*GIVEN DATA:*
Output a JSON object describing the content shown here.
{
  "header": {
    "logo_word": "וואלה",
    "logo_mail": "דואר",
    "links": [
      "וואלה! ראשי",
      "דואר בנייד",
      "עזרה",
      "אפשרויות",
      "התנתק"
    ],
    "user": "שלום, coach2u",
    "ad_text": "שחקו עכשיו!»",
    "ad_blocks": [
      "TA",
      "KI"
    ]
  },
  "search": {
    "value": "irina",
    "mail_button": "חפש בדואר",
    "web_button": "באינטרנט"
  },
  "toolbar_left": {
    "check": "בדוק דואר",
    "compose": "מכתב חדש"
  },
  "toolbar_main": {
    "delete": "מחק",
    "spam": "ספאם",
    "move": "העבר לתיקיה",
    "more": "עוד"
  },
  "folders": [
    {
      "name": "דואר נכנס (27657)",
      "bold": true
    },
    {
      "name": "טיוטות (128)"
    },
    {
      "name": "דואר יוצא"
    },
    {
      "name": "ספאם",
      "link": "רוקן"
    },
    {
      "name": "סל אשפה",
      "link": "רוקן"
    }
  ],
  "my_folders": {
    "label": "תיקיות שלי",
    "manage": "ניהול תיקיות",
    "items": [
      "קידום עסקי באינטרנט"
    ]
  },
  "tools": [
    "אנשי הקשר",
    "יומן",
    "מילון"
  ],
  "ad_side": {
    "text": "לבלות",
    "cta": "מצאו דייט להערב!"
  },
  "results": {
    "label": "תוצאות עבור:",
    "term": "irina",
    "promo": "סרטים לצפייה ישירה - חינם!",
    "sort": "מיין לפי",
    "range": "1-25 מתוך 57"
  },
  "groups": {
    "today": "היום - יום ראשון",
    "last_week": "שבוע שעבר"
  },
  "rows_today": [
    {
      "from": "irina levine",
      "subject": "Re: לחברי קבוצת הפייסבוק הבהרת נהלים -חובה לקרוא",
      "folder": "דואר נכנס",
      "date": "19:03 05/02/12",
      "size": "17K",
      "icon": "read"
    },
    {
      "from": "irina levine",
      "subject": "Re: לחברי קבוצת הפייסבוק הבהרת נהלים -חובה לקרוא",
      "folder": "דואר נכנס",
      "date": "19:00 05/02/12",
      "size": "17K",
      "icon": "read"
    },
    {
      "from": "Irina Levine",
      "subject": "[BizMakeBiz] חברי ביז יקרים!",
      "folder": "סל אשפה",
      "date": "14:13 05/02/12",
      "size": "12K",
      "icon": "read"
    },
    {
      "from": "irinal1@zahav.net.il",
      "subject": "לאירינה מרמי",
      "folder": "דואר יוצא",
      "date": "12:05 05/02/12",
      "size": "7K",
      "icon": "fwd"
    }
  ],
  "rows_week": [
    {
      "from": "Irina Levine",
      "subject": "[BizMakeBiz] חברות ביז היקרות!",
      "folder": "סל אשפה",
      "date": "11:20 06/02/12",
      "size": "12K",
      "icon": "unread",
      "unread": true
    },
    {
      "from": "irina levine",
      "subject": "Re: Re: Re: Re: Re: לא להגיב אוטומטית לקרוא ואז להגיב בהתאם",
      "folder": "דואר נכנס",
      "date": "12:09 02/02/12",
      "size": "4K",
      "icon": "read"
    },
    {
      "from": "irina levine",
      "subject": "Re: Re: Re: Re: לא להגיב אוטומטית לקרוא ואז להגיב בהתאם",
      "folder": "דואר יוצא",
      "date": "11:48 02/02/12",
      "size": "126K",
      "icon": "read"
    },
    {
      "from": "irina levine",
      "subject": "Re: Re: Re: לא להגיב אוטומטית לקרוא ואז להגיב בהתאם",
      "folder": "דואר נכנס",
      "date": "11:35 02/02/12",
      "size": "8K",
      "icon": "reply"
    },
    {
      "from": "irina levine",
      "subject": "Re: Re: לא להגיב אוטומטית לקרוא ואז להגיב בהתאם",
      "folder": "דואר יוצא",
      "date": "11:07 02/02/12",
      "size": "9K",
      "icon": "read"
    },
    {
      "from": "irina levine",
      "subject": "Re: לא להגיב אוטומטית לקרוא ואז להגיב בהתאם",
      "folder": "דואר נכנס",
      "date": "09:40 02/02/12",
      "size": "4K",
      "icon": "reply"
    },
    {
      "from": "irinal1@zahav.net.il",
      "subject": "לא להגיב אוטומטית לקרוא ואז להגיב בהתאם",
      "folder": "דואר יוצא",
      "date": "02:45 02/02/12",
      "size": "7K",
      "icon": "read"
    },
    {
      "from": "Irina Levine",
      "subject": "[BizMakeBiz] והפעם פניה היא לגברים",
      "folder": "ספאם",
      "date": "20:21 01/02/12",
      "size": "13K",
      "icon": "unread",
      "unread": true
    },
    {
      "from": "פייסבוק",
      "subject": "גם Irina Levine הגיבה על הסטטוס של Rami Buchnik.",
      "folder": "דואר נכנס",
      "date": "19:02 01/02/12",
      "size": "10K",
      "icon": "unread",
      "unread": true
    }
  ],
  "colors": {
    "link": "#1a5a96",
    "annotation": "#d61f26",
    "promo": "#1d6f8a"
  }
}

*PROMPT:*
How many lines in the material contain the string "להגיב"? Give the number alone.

*ANSWER SECTION:*
6